    “I would advocate for sort of stronger mitigation strategies … to sort of decrease the community activity, ensure mask-wearing, and we’re working closely with the state to try and work towards that,” CDC Director Rochelle Walensky said on Wednesday.

    As of Wednesday, Michigan has 715,478 COVID-19 cases and 16,327 deaths. There were 8,015 cases and 30 deaths since Tuesday.

    The Michigan Department of Health and Human Services said Wednesday that many of the outbreaks in school-aged children are being traced back to sports, with 376 cases linked to basketball, 256 cases linked to hockey and 190 cases linked to wrestling.

    That was something that Walensky took note of at her briefing, as she encouraged restrictions for youth contact sports.

    While COVID cases, deaths, hospitalizations rise, state sticks with vaccination strategy, not new restrictions

    “I encourage communities to make adjustments to meet their unique needs and circumstances,” Walensky said. “For example, in areas of substantial or high community transmission, CDC guidance specifically suggests refraining from youth sports that are not outside and cannot be conducted at least 6 feet apart.”

    A group called Let Them Play, which filed suit to get youth sports to reopen, has a new lawsuit against DHHS over existing restrictions in youth sports. The group’s organizer, Jayme McElvany, has pushed conspiracy theories about the pandemic and the 2020 election.

    Gov. Gretchen Whitmer and DHHS officials have repeatedly been asked by reporters in recent weeks about issuing new health restrictions to stop the surge, but they’ve declined to endorse any.

    They said they are focused on ramping up vaccinations to get to the state’s goal of 70% of residents 16 and older being immunized.

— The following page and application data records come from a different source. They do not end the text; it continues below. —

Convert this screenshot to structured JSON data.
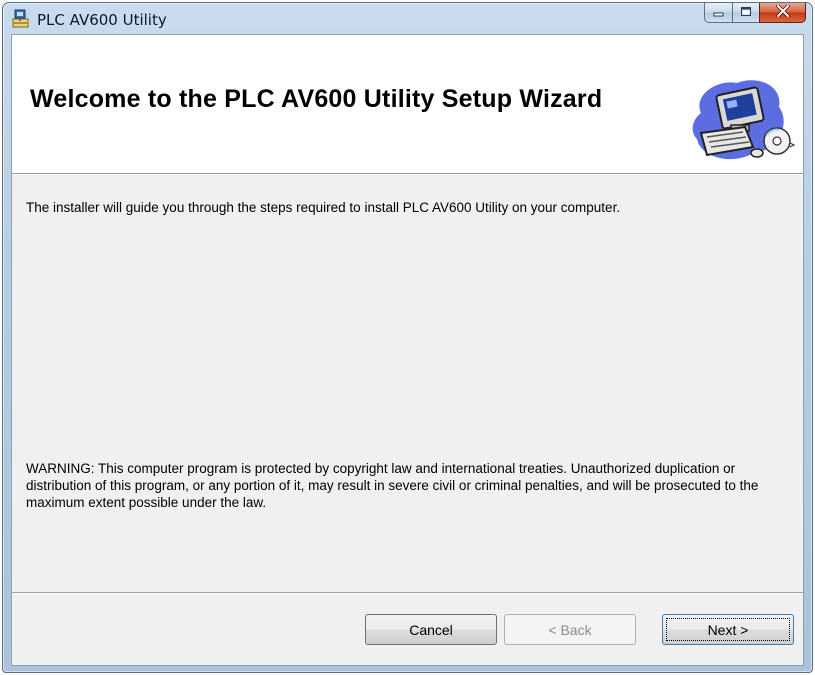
{
  "window": {
    "title": "PLC AV600 Utility",
    "icons": {
      "app": "installer-icon",
      "minimize": "minimize-icon",
      "maximize": "maximize-icon",
      "close": "close-icon"
    }
  },
  "banner": {
    "title": "Welcome to the PLC AV600 Utility Setup Wizard",
    "graphic": "computer-cd-graphic"
  },
  "body": {
    "intro": "The installer will guide you through the steps required to install PLC AV600 Utility on your computer.",
    "warning": "WARNING: This computer program is protected by copyright law and international treaties. Unauthorized duplication or distribution of this program, or any portion of it, may result in severe civil or criminal penalties, and will be prosecuted to the maximum extent possible under the law."
  },
  "buttons": {
    "cancel": "Cancel",
    "back": "< Back",
    "next": "Next >"
  },
  "colors": {
    "close_button": "#c23a14",
    "default_button_border": "#3c7fb1",
    "disabled_text": "#8a8a8a"
  }
}
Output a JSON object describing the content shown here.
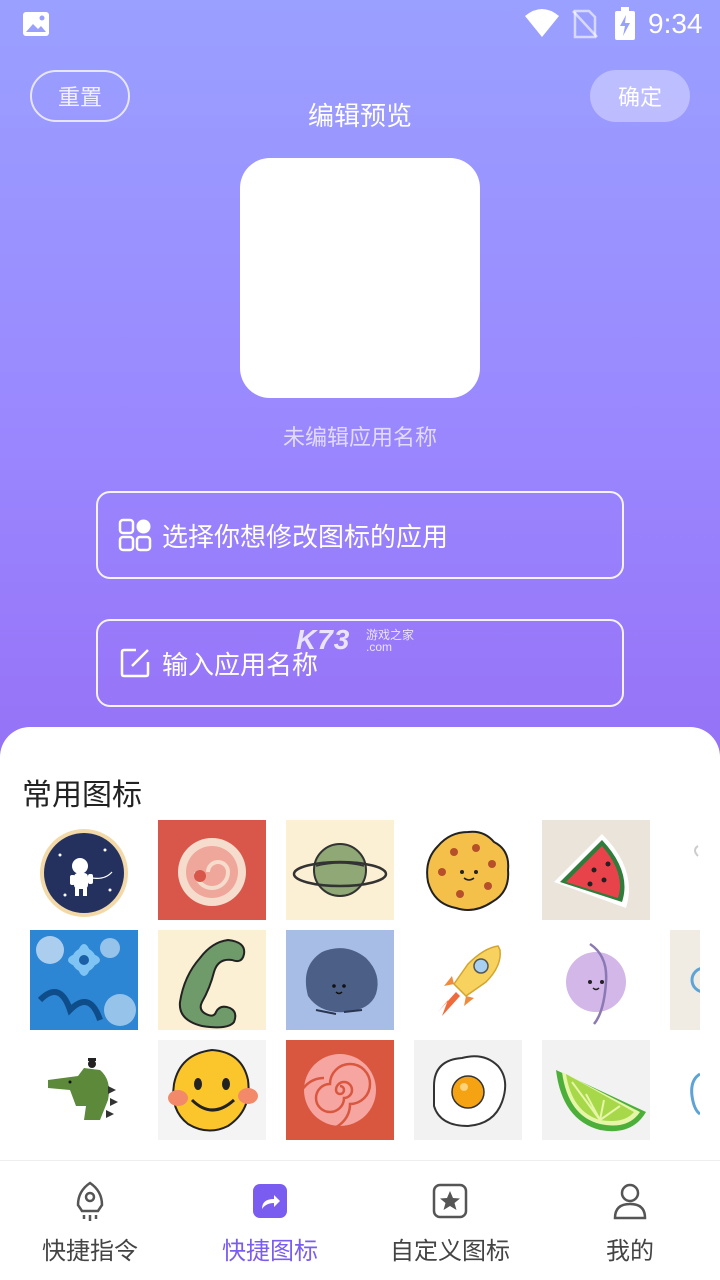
{
  "status_bar": {
    "time": "9:34",
    "icons": [
      "image-icon",
      "wifi-icon",
      "no-sim-icon",
      "battery-charging-icon"
    ]
  },
  "header": {
    "reset_label": "重置",
    "confirm_label": "确定",
    "title": "编辑预览"
  },
  "preview": {
    "app_name": "未编辑应用名称"
  },
  "actions": {
    "select_app_label": "选择你想修改图标的应用",
    "input_name_label": "输入应用名称"
  },
  "watermark": {
    "brand": "K73",
    "tagline": "游戏之家",
    "domain": ".com"
  },
  "icons_section": {
    "title": "常用图标",
    "icons": [
      "astronaut-icon",
      "cake-roll-icon",
      "planet-icon",
      "cookie-icon",
      "watermelon-icon",
      "partial-icon",
      "blue-flower-icon",
      "phone-handset-icon",
      "blue-blob-icon",
      "rocket-icon",
      "purple-planet-icon",
      "partial-icon",
      "green-dinosaur-icon",
      "smiley-face-icon",
      "pink-spiral-icon",
      "fried-egg-icon",
      "lime-slice-icon",
      "partial-icon"
    ]
  },
  "bottom_nav": {
    "items": [
      {
        "label": "快捷指令",
        "icon": "rocket-outline-icon"
      },
      {
        "label": "快捷图标",
        "icon": "share-arrow-icon"
      },
      {
        "label": "自定义图标",
        "icon": "star-square-icon"
      },
      {
        "label": "我的",
        "icon": "person-icon"
      }
    ],
    "active_color": "#7b5cf0"
  },
  "colors": {
    "gradient_top": "#9aa0ff",
    "gradient_bottom": "#9672f6",
    "accent": "#7b5cf0"
  }
}
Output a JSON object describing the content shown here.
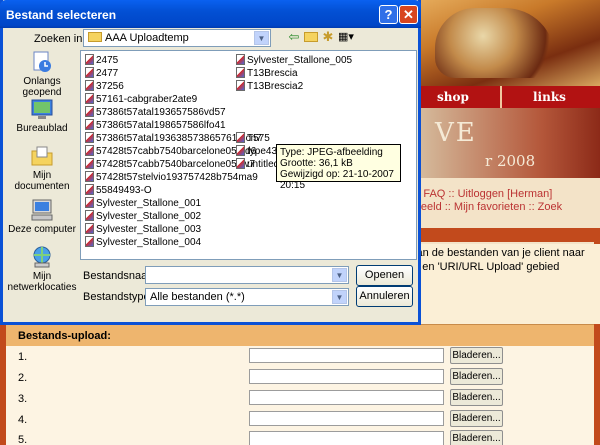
{
  "dialog": {
    "title": "Bestand selecteren",
    "help_glyph": "?",
    "close_glyph": "✕",
    "look_in_label": "Zoeken in:",
    "look_in_value": "AAA Uploadtemp",
    "places": [
      {
        "label": "Onlangs geopend",
        "icon": "recent-documents-icon"
      },
      {
        "label": "Bureaublad",
        "icon": "desktop-icon"
      },
      {
        "label": "Mijn documenten",
        "icon": "my-documents-icon"
      },
      {
        "label": "Deze computer",
        "icon": "my-computer-icon"
      },
      {
        "label": "Mijn netwerklocaties",
        "icon": "network-places-icon"
      }
    ],
    "files_col1": [
      "2475",
      "2477",
      "37256",
      "57161-cabgraber2ate9",
      "57386t57atal193657586vd57",
      "57386t57atal198657586lfo41",
      "57386t57atal193638573865761 8cn7",
      "57428t57cabb7540barcelone05btd6",
      "57428t57cabb7540barcelone05cfv7",
      "57428t57stelvio193757428b754ma9",
      "55849493-O",
      "Sylvester_Stallone_001",
      "Sylvester_Stallone_002",
      "Sylvester_Stallone_003",
      "Sylvester_Stallone_004"
    ],
    "files_col2": [
      "Sylvester_Stallone_005",
      "T13Brescia",
      "T13Brescia2",
      "T575",
      "type43 grand sport",
      "untitled9999999"
    ],
    "tooltip": {
      "type": "Type: JPEG-afbeelding",
      "size": "Grootte: 36,1 kB",
      "modified": "Gewijzigd op: 21-10-2007 20:15"
    },
    "filename_label": "Bestandsnaam:",
    "filename_value": "",
    "filetype_label": "Bestandstypen:",
    "filetype_value": "Alle bestanden (*.*)",
    "open_label": "Openen",
    "cancel_label": "Annuleren"
  },
  "page": {
    "nav": [
      "shop",
      "links"
    ],
    "title_letters": "VE",
    "title_year": "r 2008",
    "links_line1": "d :: FAQ :: Uitloggen [Herman]",
    "links_line2": "ordeeld :: Mijn favorieten :: Zoek",
    "info_line1": "van de bestanden van je client naar",
    "info_line2": "d' en 'URI/URL Upload' gebied",
    "info_line3": ":",
    "upload_header": "Bestands-upload:",
    "upload_rows": [
      "1.",
      "2.",
      "3.",
      "4.",
      "5."
    ],
    "browse_label": "Bladeren..."
  }
}
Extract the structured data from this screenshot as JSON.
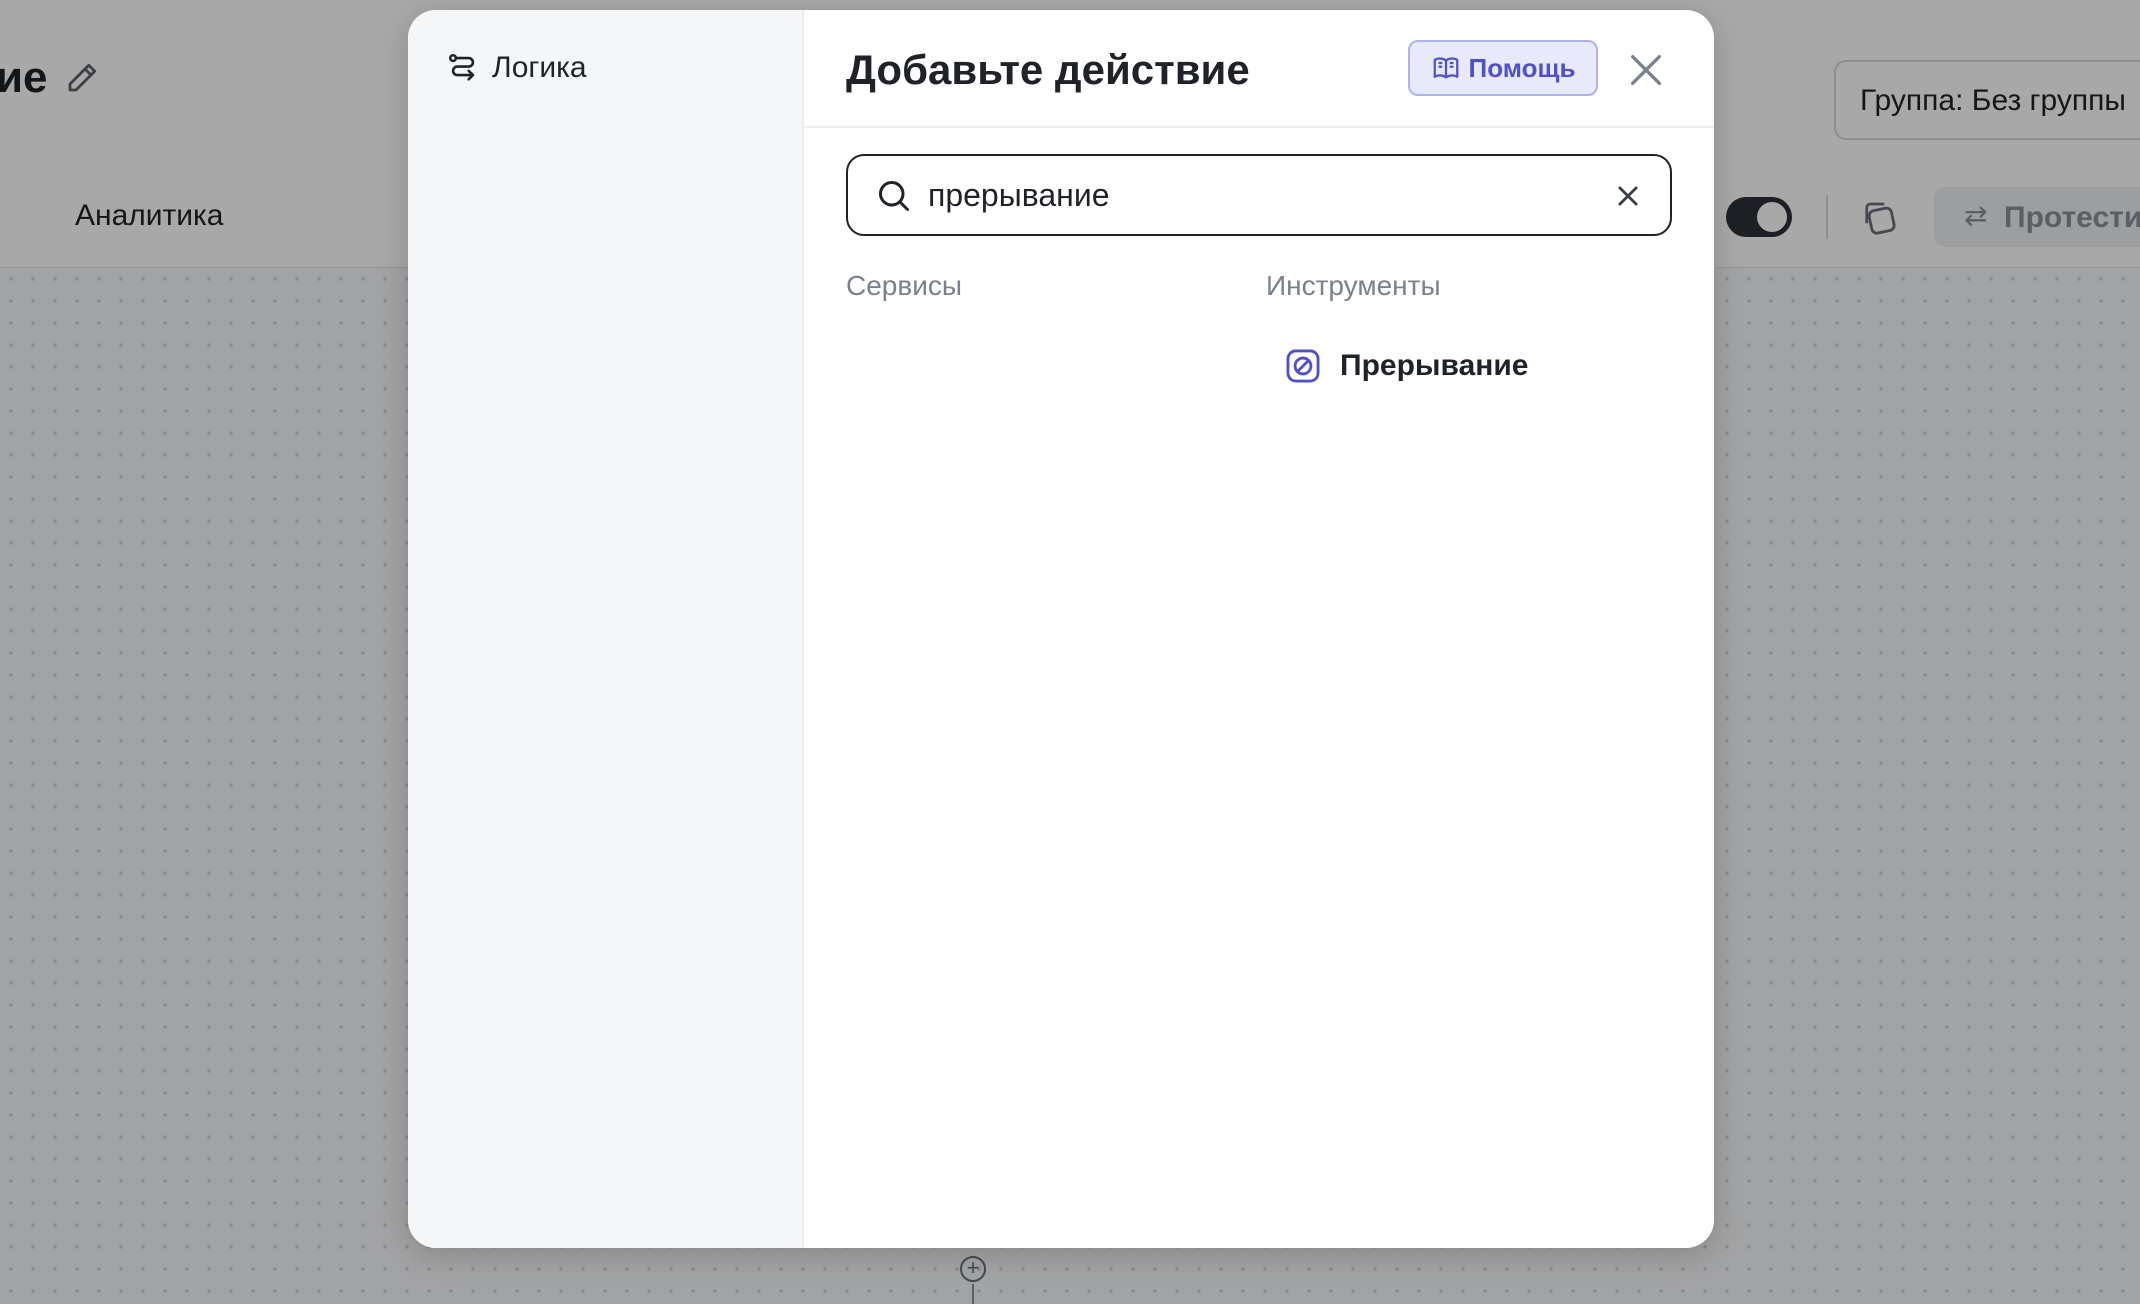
{
  "app": {
    "title": "ие",
    "group_select": "Группа: Без группы",
    "toolbar_tab": "Аналитика",
    "test_button": "Протестир",
    "test_icon": "⇄"
  },
  "modal": {
    "title": "Добавьте действие",
    "help_label": "Помощь",
    "sidebar": {
      "items": [
        {
          "label": "Логика",
          "icon": "logic-branch-icon"
        }
      ]
    },
    "search": {
      "value": "прерывание",
      "placeholder": ""
    },
    "columns": {
      "services": "Сервисы",
      "tools": "Инструменты"
    },
    "results": {
      "tools": [
        {
          "label": "Прерывание",
          "icon": "stop-icon"
        }
      ]
    }
  },
  "colors": {
    "accent": "#5050c8",
    "accent_bg": "#e8e9fb",
    "text": "#1f2328",
    "muted": "#7a818c"
  }
}
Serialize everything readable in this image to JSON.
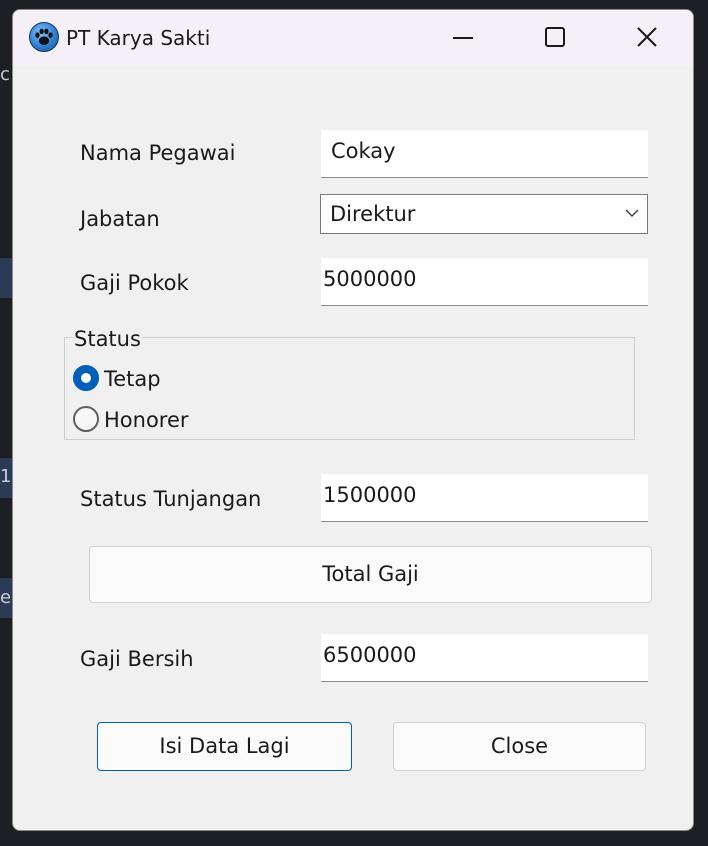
{
  "window": {
    "title": "PT Karya Sakti",
    "icon": "paw-icon"
  },
  "titlebar_buttons": {
    "minimize": "minimize-icon",
    "maximize": "maximize-icon",
    "close": "close-icon"
  },
  "form": {
    "nama_label": "Nama Pegawai",
    "nama_value": "Cokay",
    "jabatan_label": "Jabatan",
    "jabatan_value": "Direktur",
    "gaji_pokok_label": "Gaji Pokok",
    "gaji_pokok_value": "5000000",
    "status_group_title": "Status",
    "status_options": [
      {
        "label": "Tetap",
        "checked": true
      },
      {
        "label": "Honorer",
        "checked": false
      }
    ],
    "tunjangan_label": "Status Tunjangan",
    "tunjangan_value": "1500000",
    "total_button": "Total Gaji",
    "gaji_bersih_label": "Gaji Bersih",
    "gaji_bersih_value": "6500000"
  },
  "actions": {
    "isi_data_lagi": "Isi Data Lagi",
    "close": "Close"
  },
  "background": {
    "fragments": [
      "c",
      "1",
      "e"
    ]
  },
  "colors": {
    "accent": "#005fb8",
    "window_bg": "#f0f0f0",
    "titlebar_bg": "#f5f0f7"
  }
}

Almost 37% of Michigan’s population over 16 has at least one dose of the COVID-19 vaccine and about 23% is fully vaccinated.

    The Legislature is on spring break. For months, Republicans leaders have pushed for the Whitmer administration to end remaining restrictions, such as capacity limits for events and businesses, and they don’t back a mask mandate.

    Susan J. Demas is a 19-year journalism veteran and one of the state’s foremost experts on Michigan politics, appearing on MSNBC, CNN, NPR and WKAR-TV’s “Off the Record.” In addition to serving as Editor-in-Chief, she is the Advance’s chief columnist, writing on women, LGBTQs, the state budget, the economy and more. Most recently, she served as Vice President of Farough & Associates, Michigan’s premier political communications firm. For almost five years, Susan was the Editor and Publisher of Inside Michigan Politics, the most-cited political newsletter in the state. Susan’s award-winning political analysis has run in more than 80 national, international and regional media outlets, including the Guardian U.K., NBC News, the New York Times, the Detroit News and MLive. She is the only Michigan journalist to be named to the Washington Post’s list of “Best Political Reporters,” the Huffington Post’s list of “Best Political Tweeters” and the Washington Post’s list of “Best Political Bloggers.” Susan was the recipient of a prestigious Knight Foundation fellowship in nonprofits and politics. She served as Deputy Editor for MIRS News and helped launch the Michigan Truth Squad, the Center for Michigan’s fact-checking project. She started her journalism career reporting on the Iowa caucuses for The (Cedar Rapids) Gazette. Susan has hiked over 3,000 solo miles across four continents and climbed more than 60 mountains. She also enjoys dragging her husband and two teenagers along, even if no one else wants to sleep in a tent anymore.